Due to comments on his personality quoted above, I'd bet on a solid Earthy rising sign (Capricorn, Virgo or Taurus), alternatively Saturn in Libra sitting on the ascendant with Neptune close by.

Friday, February 17, 2017

Arty Farty Friday ~ Carrie Ann Baade

Carrie Ann Baade's surreal oil paintings, rich with allegory inspired by literature and art history are peculiar, discomforting but intriguing. The artist's own website, portfolio & archive is HERE. Or, for a quick look at some of her work see
The oddly disturbing royal portraits of Carrie Ann Baade by Ann VanderMeer. More examples, in one place, can be seen at the Google Image page HERE

As a single example, I like this one, it's one of the least depressing and easier to interpret:
Lady or Tiger

This 51 second video shows a few more samples of detail from her artworks.

From a piece at - which also has a series of illustrations attached.

SNIP ....admittedly, her work is complex. It is rich with symbols and it speaks to traditions of the past. And when somebody is as hyper-intellectual as Baade – you can be certain that she has a wealth of commentary, both in her work and in her life.

Baade is not an erudite, even though she is a professor. She is not pedantic, despite her rich vocabulary, love of creating sniglets (made-up words) and knowledge about the history of art. She is not crazy, but she will admit to having lived a pungent and somewhat extraordinary life.
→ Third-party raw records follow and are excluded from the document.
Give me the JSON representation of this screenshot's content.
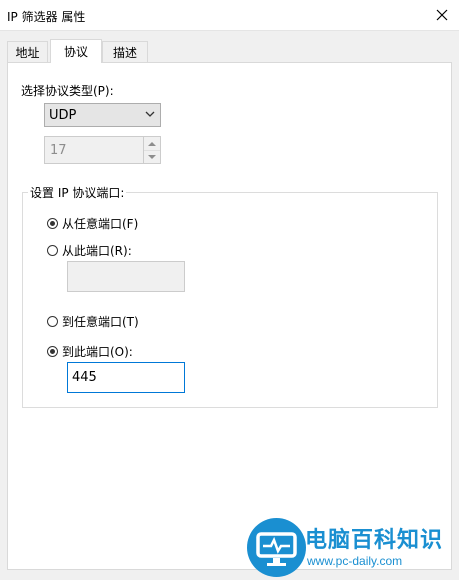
{
  "window": {
    "title": "IP 筛选器 属性"
  },
  "tabs": [
    {
      "label": "地址"
    },
    {
      "label": "协议"
    },
    {
      "label": "描述"
    }
  ],
  "protocol": {
    "type_label": "选择协议类型(P):",
    "selected": "UDP",
    "number_value": "17"
  },
  "ports": {
    "legend": "设置 IP 协议端口:",
    "from_any_label": "从任意端口(F)",
    "from_this_label": "从此端口(R):",
    "from_this_value": "",
    "to_any_label": "到任意端口(T)",
    "to_this_label": "到此端口(O):",
    "to_this_value": "445",
    "from_selected": "any",
    "to_selected": "this"
  },
  "watermark": {
    "title": "电脑百科知识",
    "url": "www.pc-daily.com"
  },
  "colors": {
    "accent": "#0078d7",
    "watermark": "#1a8fd1"
  }
}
Working with traditional painting techniques, Baade is a steward of history. At times she employs the works of old masters in her paintings. In this she is interested in creating a meta-narrative of a work, commenting on its original context as well as its contemporary relevance.
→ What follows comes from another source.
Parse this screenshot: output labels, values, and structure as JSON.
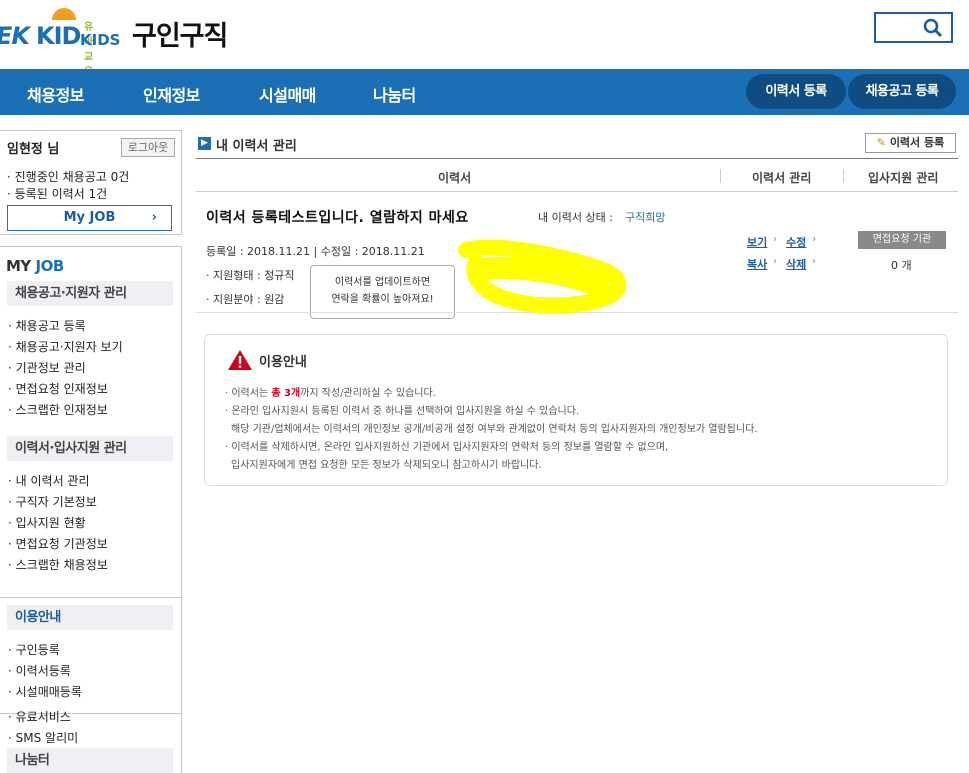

For Baade, her picture planes are compact. And this is exactly her aim – to pack her canvases with as much information as is possible. At once hyperbolic and overly-dramatic (placing your head on the body of Christ certainly is just that), Baade has an astute interest in being a storyteller. And with her rich color palate, on her canvases and in her life – the aim is for something extraordinary. The aim is to live a life less than commonplace.

ASTROLOGY: A 12 noon chart only, for a brief look in relation to the artist's style - no time of birth known so Moon and rising sign will not be as shown.
Born on 18 February 1974 in New Orleans, Louisiana.
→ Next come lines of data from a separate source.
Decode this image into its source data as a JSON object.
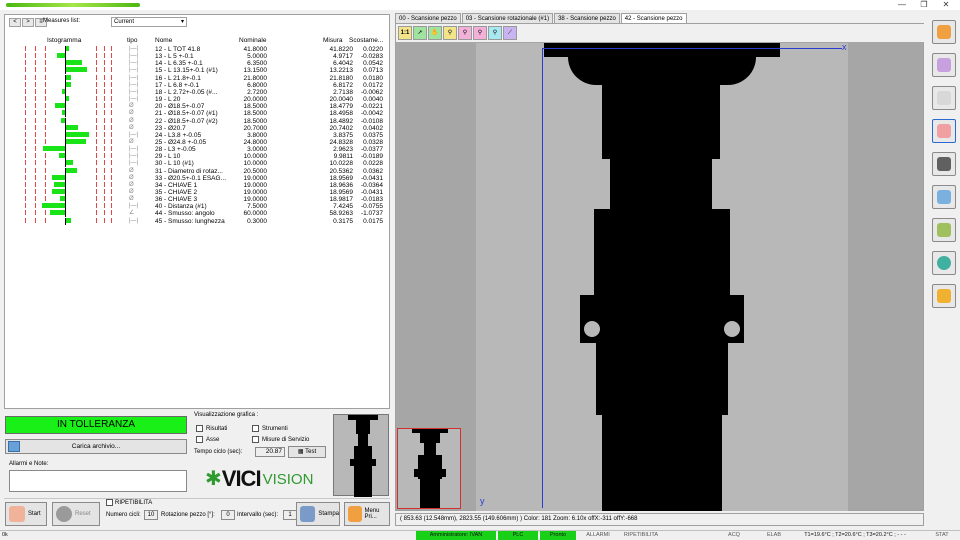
{
  "window": {
    "controls": [
      "—",
      "❐",
      "✕"
    ]
  },
  "measures": {
    "nav": [
      "<",
      ">",
      "≡"
    ],
    "list_label": "Measures list:",
    "list_value": "Current",
    "headers": [
      "Istogramma",
      "tipo",
      "Nome",
      "Nominale",
      "Misura",
      "Scostame..."
    ],
    "rows": [
      {
        "name": "12 - L TOT 41.8",
        "nominal": "41.8000",
        "measured": "41.8220",
        "deviation": "0.0220",
        "tipo": "|—|",
        "histogram": 0.022
      },
      {
        "name": "13 - L 5 +-0.1",
        "nominal": "5.0000",
        "measured": "4.9717",
        "deviation": "-0.0283",
        "tipo": "|—|",
        "histogram": -0.283
      },
      {
        "name": "14 - L 6.35 +-0.1",
        "nominal": "6.3500",
        "measured": "6.4042",
        "deviation": "0.0542",
        "tipo": "|—|",
        "histogram": 0.542
      },
      {
        "name": "15 - L 13.15+-0.1 (#1)",
        "nominal": "13.1500",
        "measured": "13.2213",
        "deviation": "0.0713",
        "tipo": "|—|",
        "histogram": 0.713
      },
      {
        "name": "16 - L 21.8+-0.1",
        "nominal": "21.8000",
        "measured": "21.8180",
        "deviation": "0.0180",
        "tipo": "|—|",
        "histogram": 0.18
      },
      {
        "name": "17 - L 6.8 +-0.1",
        "nominal": "6.8000",
        "measured": "6.8172",
        "deviation": "0.0172",
        "tipo": "|—|",
        "histogram": 0.172
      },
      {
        "name": "18 - L 2.72+-0.05   (#...",
        "nominal": "2.7200",
        "measured": "2.7138",
        "deviation": "-0.0062",
        "tipo": "|—|",
        "histogram": -0.06
      },
      {
        "name": "19 - L 20",
        "nominal": "20.0000",
        "measured": "20.0040",
        "deviation": "0.0040",
        "tipo": "|—|",
        "histogram": 0.04
      },
      {
        "name": "20 - Ø18.5+-0.07",
        "nominal": "18.5000",
        "measured": "18.4779",
        "deviation": "-0.0221",
        "tipo": "Ø",
        "histogram": -0.32
      },
      {
        "name": "21 - Ø18.5+-0.07 (#1)",
        "nominal": "18.5000",
        "measured": "18.4958",
        "deviation": "-0.0042",
        "tipo": "Ø",
        "histogram": -0.06
      },
      {
        "name": "22 - Ø18.5+-0.07 (#2)",
        "nominal": "18.5000",
        "measured": "18.4892",
        "deviation": "-0.0108",
        "tipo": "Ø",
        "histogram": -0.15
      },
      {
        "name": "23 - Ø20.7",
        "nominal": "20.7000",
        "measured": "20.7402",
        "deviation": "0.0402",
        "tipo": "Ø",
        "histogram": 0.4
      },
      {
        "name": "24 - L3.8 +-0.05",
        "nominal": "3.8000",
        "measured": "3.8375",
        "deviation": "0.0375",
        "tipo": "|—|",
        "histogram": 0.75
      },
      {
        "name": "25 - Ø24.8 +-0.05",
        "nominal": "24.8000",
        "measured": "24.8328",
        "deviation": "0.0328",
        "tipo": "Ø",
        "histogram": 0.66
      },
      {
        "name": "28 - L3 +-0.05",
        "nominal": "3.0000",
        "measured": "2.9623",
        "deviation": "-0.0377",
        "tipo": "|—|",
        "histogram": -0.75
      },
      {
        "name": "29 - L 10",
        "nominal": "10.0000",
        "measured": "9.9811",
        "deviation": "-0.0189",
        "tipo": "|—|",
        "histogram": -0.19
      },
      {
        "name": "30 - L 10 (#1)",
        "nominal": "10.0000",
        "measured": "10.0228",
        "deviation": "0.0228",
        "tipo": "|—|",
        "histogram": 0.23
      },
      {
        "name": "31 - Diametro di rotaz...",
        "nominal": "20.5000",
        "measured": "20.5362",
        "deviation": "0.0362",
        "tipo": "Ø",
        "histogram": 0.36
      },
      {
        "name": "33 - Ø20.5+-0.1 ESAG...",
        "nominal": "19.0000",
        "measured": "18.9569",
        "deviation": "-0.0431",
        "tipo": "Ø",
        "histogram": -0.43
      },
      {
        "name": "34 - CHIAVE 1",
        "nominal": "19.0000",
        "measured": "18.9636",
        "deviation": "-0.0364",
        "tipo": "Ø",
        "histogram": -0.36
      },
      {
        "name": "35 - CHIAVE 2",
        "nominal": "19.0000",
        "measured": "18.9569",
        "deviation": "-0.0431",
        "tipo": "Ø",
        "histogram": -0.43
      },
      {
        "name": "36 - CHIAVE 3",
        "nominal": "19.0000",
        "measured": "18.9817",
        "deviation": "-0.0183",
        "tipo": "Ø",
        "histogram": -0.18
      },
      {
        "name": "40 - Distanza (#1)",
        "nominal": "7.5000",
        "measured": "7.4245",
        "deviation": "-0.0755",
        "tipo": "|—|",
        "histogram": -0.76
      },
      {
        "name": "44 - Smusso: angolo",
        "nominal": "60.0000",
        "measured": "58.9263",
        "deviation": "-1.0737",
        "tipo": "∠",
        "histogram": -0.5
      },
      {
        "name": "45 - Smusso: lunghezza",
        "nominal": "0.3000",
        "measured": "0.3175",
        "deviation": "0.0175",
        "tipo": "|—|",
        "histogram": 0.18
      }
    ]
  },
  "controls": {
    "status": "IN TOLLERANZA",
    "status_color": "#18f018",
    "load_button": "Carica archivio...",
    "alarms_label": "Allarmi e Note:",
    "vis_label": "Visualizzazione grafica :",
    "chk_risultati": "Risultati",
    "chk_strumenti": "Strumenti",
    "chk_asse": "Asse",
    "chk_misure": "Misure di Servizio",
    "tempo_label": "Tempo ciclo (sec):",
    "tempo_value": "20.87",
    "test_button": "Test",
    "logo_vici": "VICI",
    "logo_vision": "VISION"
  },
  "bottom": {
    "start": "Start",
    "reset": "Reset",
    "ripetibilita": "RIPETIBILITA",
    "numero_label": "Numero cicli:",
    "numero_value": "10",
    "rotazione_label": "Rotazione pezzo [°]:",
    "rotazione_value": "0",
    "intervallo_label": "Intervallo (sec):",
    "intervallo_value": "1",
    "stampa": "Stampa",
    "menu": "Menu Pri..."
  },
  "tabs": [
    {
      "label": "00 - Scansione pezzo",
      "active": false
    },
    {
      "label": "03 - Scansione rotazionale (#1)",
      "active": false
    },
    {
      "label": "38 - Scansione pezzo",
      "active": false
    },
    {
      "label": "42 - Scansione pezzo",
      "active": true
    }
  ],
  "viewer": {
    "scale_label": "1:1",
    "axis_x": "x",
    "axis_y": "y",
    "coords": "( 853.63 (12.548mm), 2823.55 (149.606mm) ) Color: 181   Zoom: 6.10x   offX:-311  offY:-668"
  },
  "statusbar": {
    "left": "0k",
    "user": "Amministratore: IVAN",
    "plc": "PLC",
    "ready": "Pronto",
    "allarmi": "ALLARMI",
    "ripetib": "RIPETIBILITA",
    "acq": "ACQ",
    "elab": "ELAB",
    "temps": "T1=19.6°C ; T2=20.6°C ; T3=20.2°C ; - - -",
    "stat": "STAT"
  },
  "colors": {
    "accent_green": "#18e418",
    "axis_blue": "#2a3cd0"
  }
}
A Grand Trine predominates - in Air signs - linking Sun conjunct Jupiter in Aquarius to Saturn in Gemini and Uranus in Libra. An Airy circuit combining the two rulers of Aquarius, Saturn and Uranus = traditional and modern; that must give extra significance to this particular Grand Trine, bearing in mind Ms Baade's style does combine traditional painting style with modern/avant garde surrealist subject matter. Venus, planet of the arts in Capricorn (Saturn-ruled) echoes again the traditional link, Capricorn and Saturn have links to tradition, time etc. Venus is also semi-sextile Sun/Jupiter, hightlighting a kind of hybrid combination, which sometimes might be an uncomfortable link, but here has been cleverly combined - perhaps thanks to that Grand Trine in Air (mental acuity).